# EXERCISE DETAILS:
Exactly the lines from the one containing "What's the underlying" through the final line of the data below, with pictures omitted, make up the answer.

(Records from a data collection)

= = = = = = =

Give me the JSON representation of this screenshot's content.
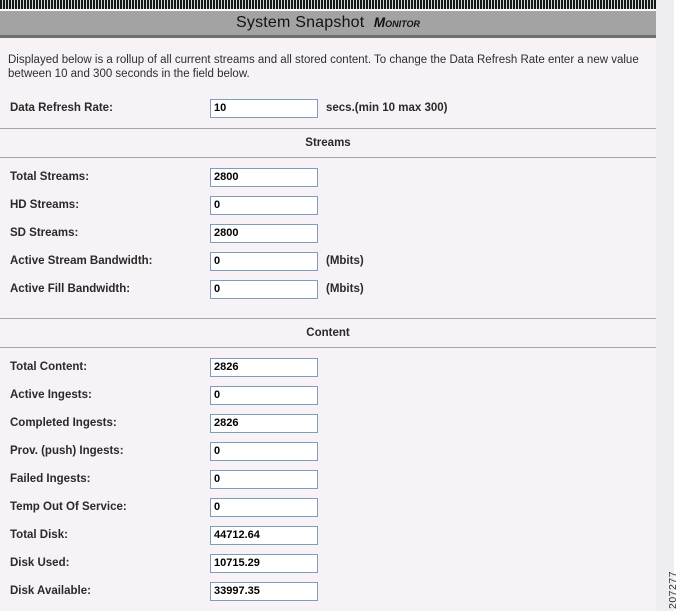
{
  "header": {
    "title": "System Snapshot",
    "mode_label": "Monitor"
  },
  "intro": "Displayed below is a rollup of all current streams and all stored content. To change the Data Refresh Rate enter a new value between 10 and 300 seconds in the field below.",
  "refresh_rate": {
    "label": "Data Refresh Rate:",
    "value": "10",
    "suffix": "secs.(min 10 max 300)"
  },
  "sections": [
    {
      "header": "Streams",
      "rows": [
        {
          "label": "Total Streams:",
          "value": "2800",
          "suffix": ""
        },
        {
          "label": "HD Streams:",
          "value": "0",
          "suffix": ""
        },
        {
          "label": "SD Streams:",
          "value": "2800",
          "suffix": ""
        },
        {
          "label": "Active Stream Bandwidth:",
          "value": "0",
          "suffix": "(Mbits)"
        },
        {
          "label": "Active Fill Bandwidth:",
          "value": "0",
          "suffix": "(Mbits)"
        }
      ]
    },
    {
      "header": "Content",
      "rows": [
        {
          "label": "Total Content:",
          "value": "2826",
          "suffix": ""
        },
        {
          "label": "Active Ingests:",
          "value": "0",
          "suffix": ""
        },
        {
          "label": "Completed Ingests:",
          "value": "2826",
          "suffix": ""
        },
        {
          "label": "Prov. (push) Ingests:",
          "value": "0",
          "suffix": ""
        },
        {
          "label": "Failed Ingests:",
          "value": "0",
          "suffix": ""
        },
        {
          "label": "Temp Out Of Service:",
          "value": "0",
          "suffix": ""
        },
        {
          "label": "Total Disk:",
          "value": "44712.64",
          "suffix": ""
        },
        {
          "label": "Disk Used:",
          "value": "10715.29",
          "suffix": ""
        },
        {
          "label": "Disk Available:",
          "value": "33997.35",
          "suffix": ""
        }
      ]
    }
  ],
  "figure_number": "207277",
  "colors": {
    "title_bar": "#a3a3a3",
    "title_bar_border": "#6e6e6e",
    "body_bg": "#f6f2f5",
    "input_border": "#7f9db9",
    "rule": "#a6a6a6",
    "stripe_dark": "#16181a",
    "stripe_light": "#ccdcd8",
    "right_strip": "#eeedef"
  }
}
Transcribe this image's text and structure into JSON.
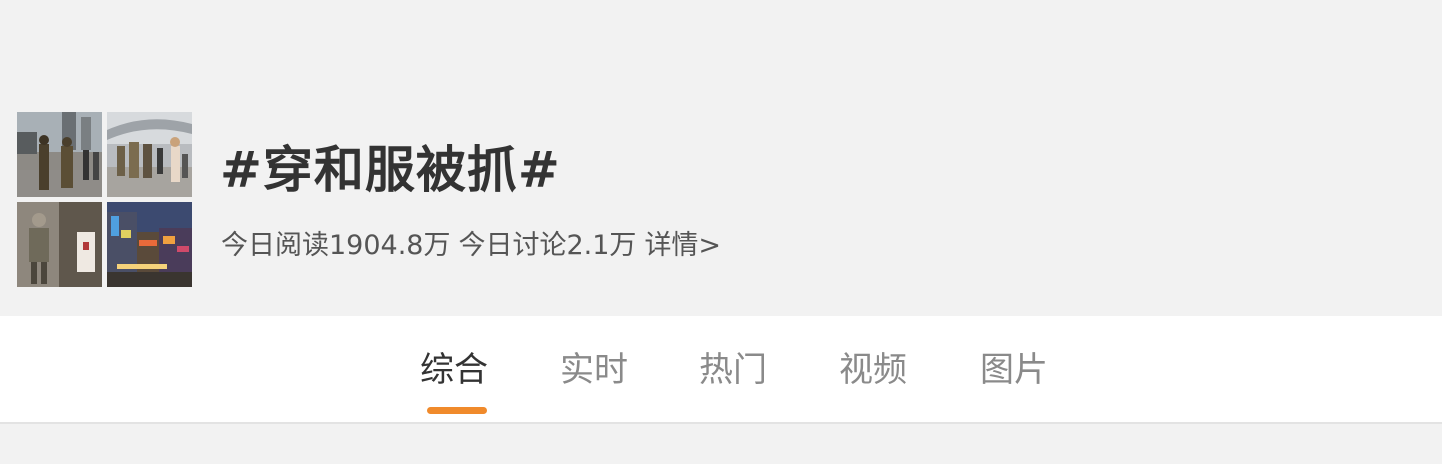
{
  "topic": {
    "title": "#穿和服被抓#",
    "stats": {
      "read_today": "今日阅读1904.8万",
      "discuss_today": "今日讨论2.1万",
      "details_link": "详情>"
    },
    "thumbnails": [
      "soldiers-street-photo",
      "crowd-costume-photo",
      "soldier-portrait-photo",
      "night-street-photo"
    ]
  },
  "tabs": [
    {
      "label": "综合",
      "active": true
    },
    {
      "label": "实时",
      "active": false
    },
    {
      "label": "热门",
      "active": false
    },
    {
      "label": "视频",
      "active": false
    },
    {
      "label": "图片",
      "active": false
    }
  ],
  "colors": {
    "accent": "#f08a2b",
    "header_bg": "#f2f2f2",
    "title": "#333333",
    "tab_inactive": "#8a8a8a"
  }
}
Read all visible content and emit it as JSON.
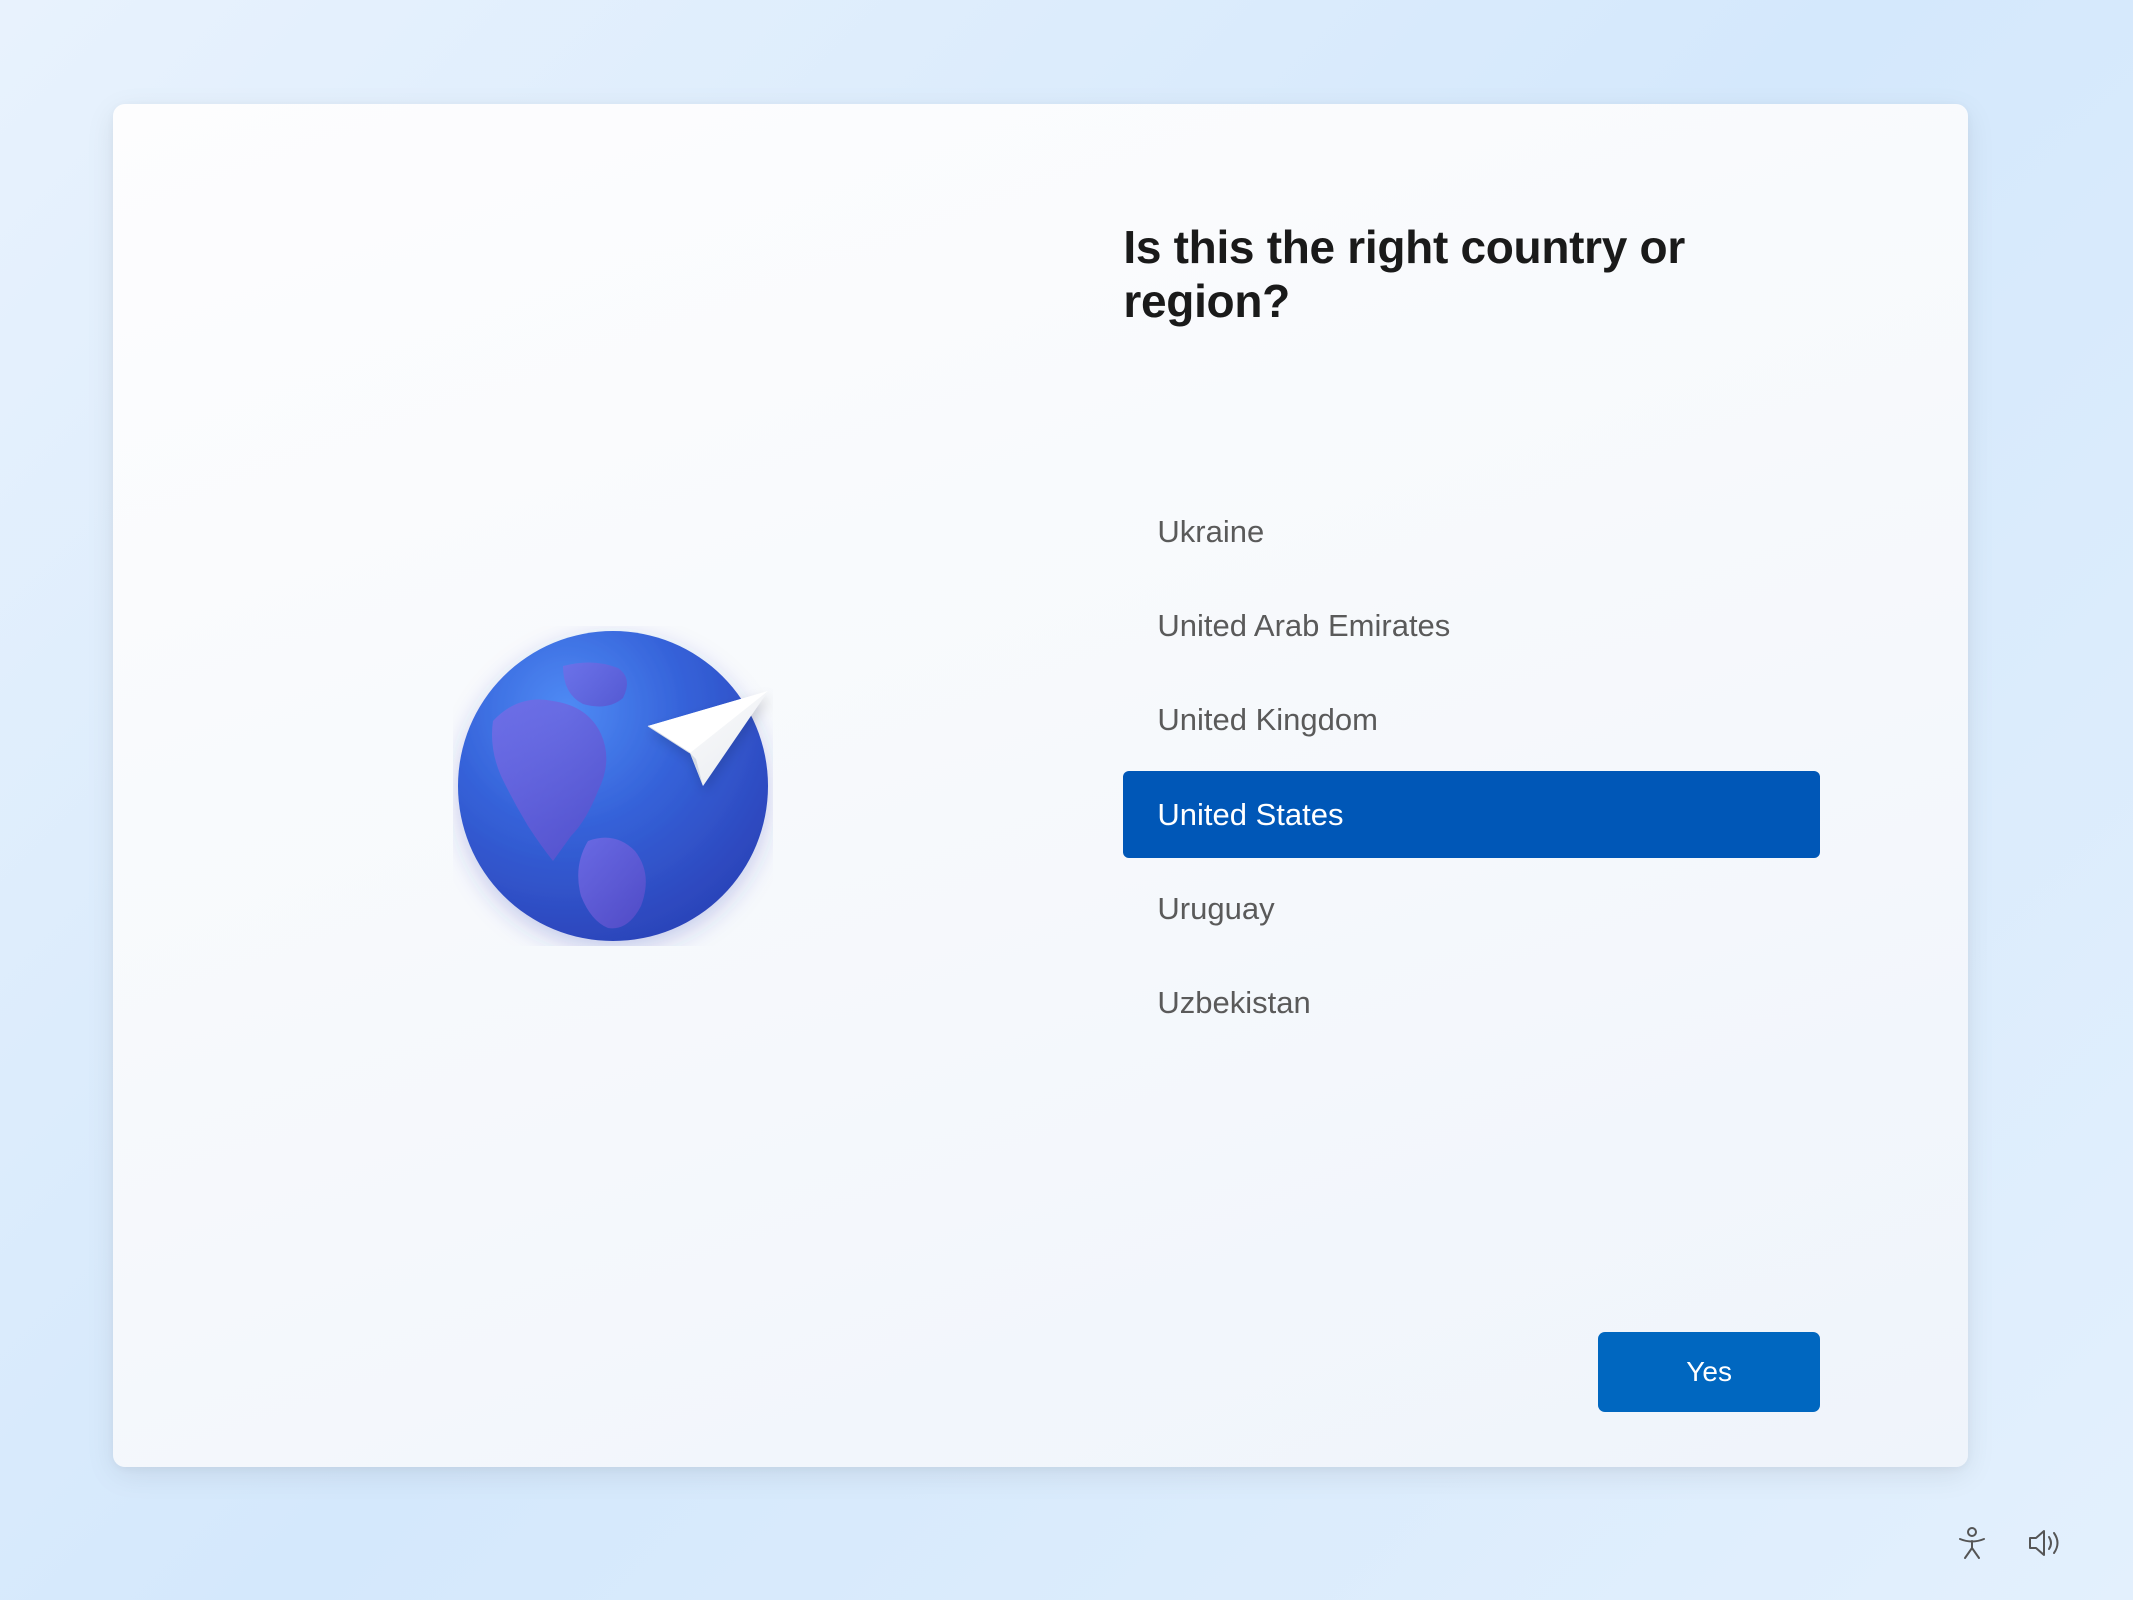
{
  "heading": "Is this the right country or region?",
  "countries": [
    {
      "name": "Ukraine",
      "selected": false
    },
    {
      "name": "United Arab Emirates",
      "selected": false
    },
    {
      "name": "United Kingdom",
      "selected": false
    },
    {
      "name": "United States",
      "selected": true
    },
    {
      "name": "Uruguay",
      "selected": false
    },
    {
      "name": "Uzbekistan",
      "selected": false
    }
  ],
  "primary_button_label": "Yes",
  "icons": {
    "accessibility": "accessibility-icon",
    "volume": "volume-icon"
  },
  "colors": {
    "accent": "#0067c0",
    "selected": "#0057b7"
  }
}
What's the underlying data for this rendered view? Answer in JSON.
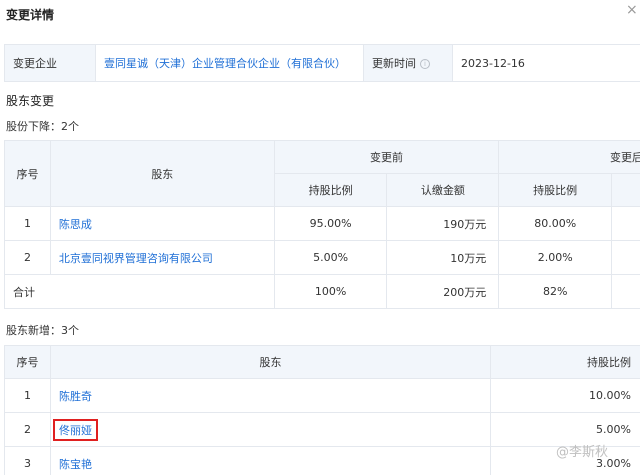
{
  "page": {
    "title": "变更详情",
    "close": "×"
  },
  "info": {
    "company_label": "变更企业",
    "company_name": "壹同星诚（天津）企业管理合伙企业（有限合伙）",
    "time_label": "更新时间",
    "time_help_icon": "info-circle-icon",
    "time_value": "2023-12-16"
  },
  "shareholder_change": {
    "title": "股东变更"
  },
  "decrease": {
    "title": "股份下降：2个",
    "headers": {
      "no": "序号",
      "holder": "股东",
      "before": "变更前",
      "after": "变更后",
      "ratio_before": "持股比例",
      "amount_before": "认缴金额",
      "ratio_after": "持股比例"
    },
    "rows": [
      {
        "no": "1",
        "name": "陈思成",
        "ratio_before": "95.00%",
        "amount_before": "190万元",
        "ratio_after": "80.00%"
      },
      {
        "no": "2",
        "name": "北京壹同视界管理咨询有限公司",
        "ratio_before": "5.00%",
        "amount_before": "10万元",
        "ratio_after": "2.00%"
      }
    ],
    "total": {
      "label": "合计",
      "ratio_before": "100%",
      "amount_before": "200万元",
      "ratio_after": "82%"
    }
  },
  "added": {
    "title": "股东新增：3个",
    "headers": {
      "no": "序号",
      "holder": "股东",
      "ratio": "持股比例"
    },
    "rows": [
      {
        "no": "1",
        "name": "陈胜奇",
        "ratio": "10.00%",
        "highlighted": false
      },
      {
        "no": "2",
        "name": "佟丽娅",
        "ratio": "5.00%",
        "highlighted": true
      },
      {
        "no": "3",
        "name": "陈宝艳",
        "ratio": "3.00%",
        "highlighted": false
      }
    ]
  },
  "watermark": "@李斯秋",
  "colors": {
    "link": "#1f6fd6",
    "header_bg": "#f2f6fb",
    "highlight": "#e02020"
  }
}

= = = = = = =

# SOLUTION TO THIS EXERCISE:
What's the underlying data for this rendered view? Answer in JSON.
{
  "page": {
    "title": "变更详情",
    "close": "×"
  },
  "info": {
    "company_label": "变更企业",
    "company_name": "壹同星诚（天津）企业管理合伙企业（有限合伙）",
    "time_label": "更新时间",
    "time_help_icon": "info-circle-icon",
    "time_value": "2023-12-16"
  },
  "shareholder_change": {
    "title": "股东变更"
  },
  "decrease": {
    "title": "股份下降：2个",
    "headers": {
      "no": "序号",
      "holder": "股东",
      "before": "变更前",
      "after": "变更后",
      "ratio_before": "持股比例",
      "amount_before": "认缴金额",
      "ratio_after": "持股比例"
    },
    "rows": [
      {
        "no": "1",
        "name": "陈思成",
        "ratio_before": "95.00%",
        "amount_before": "190万元",
        "ratio_after": "80.00%"
      },
      {
        "no": "2",
        "name": "北京壹同视界管理咨询有限公司",
        "ratio_before": "5.00%",
        "amount_before": "10万元",
        "ratio_after": "2.00%"
      }
    ],
    "total": {
      "label": "合计",
      "ratio_before": "100%",
      "amount_before": "200万元",
      "ratio_after": "82%"
    }
  },
  "added": {
    "title": "股东新增：3个",
    "headers": {
      "no": "序号",
      "holder": "股东",
      "ratio": "持股比例"
    },
    "rows": [
      {
        "no": "1",
        "name": "陈胜奇",
        "ratio": "10.00%",
        "highlighted": false
      },
      {
        "no": "2",
        "name": "佟丽娅",
        "ratio": "5.00%",
        "highlighted": true
      },
      {
        "no": "3",
        "name": "陈宝艳",
        "ratio": "3.00%",
        "highlighted": false
      }
    ]
  },
  "watermark": "@李斯秋",
  "colors": {
    "link": "#1f6fd6",
    "header_bg": "#f2f6fb",
    "highlight": "#e02020"
  }
}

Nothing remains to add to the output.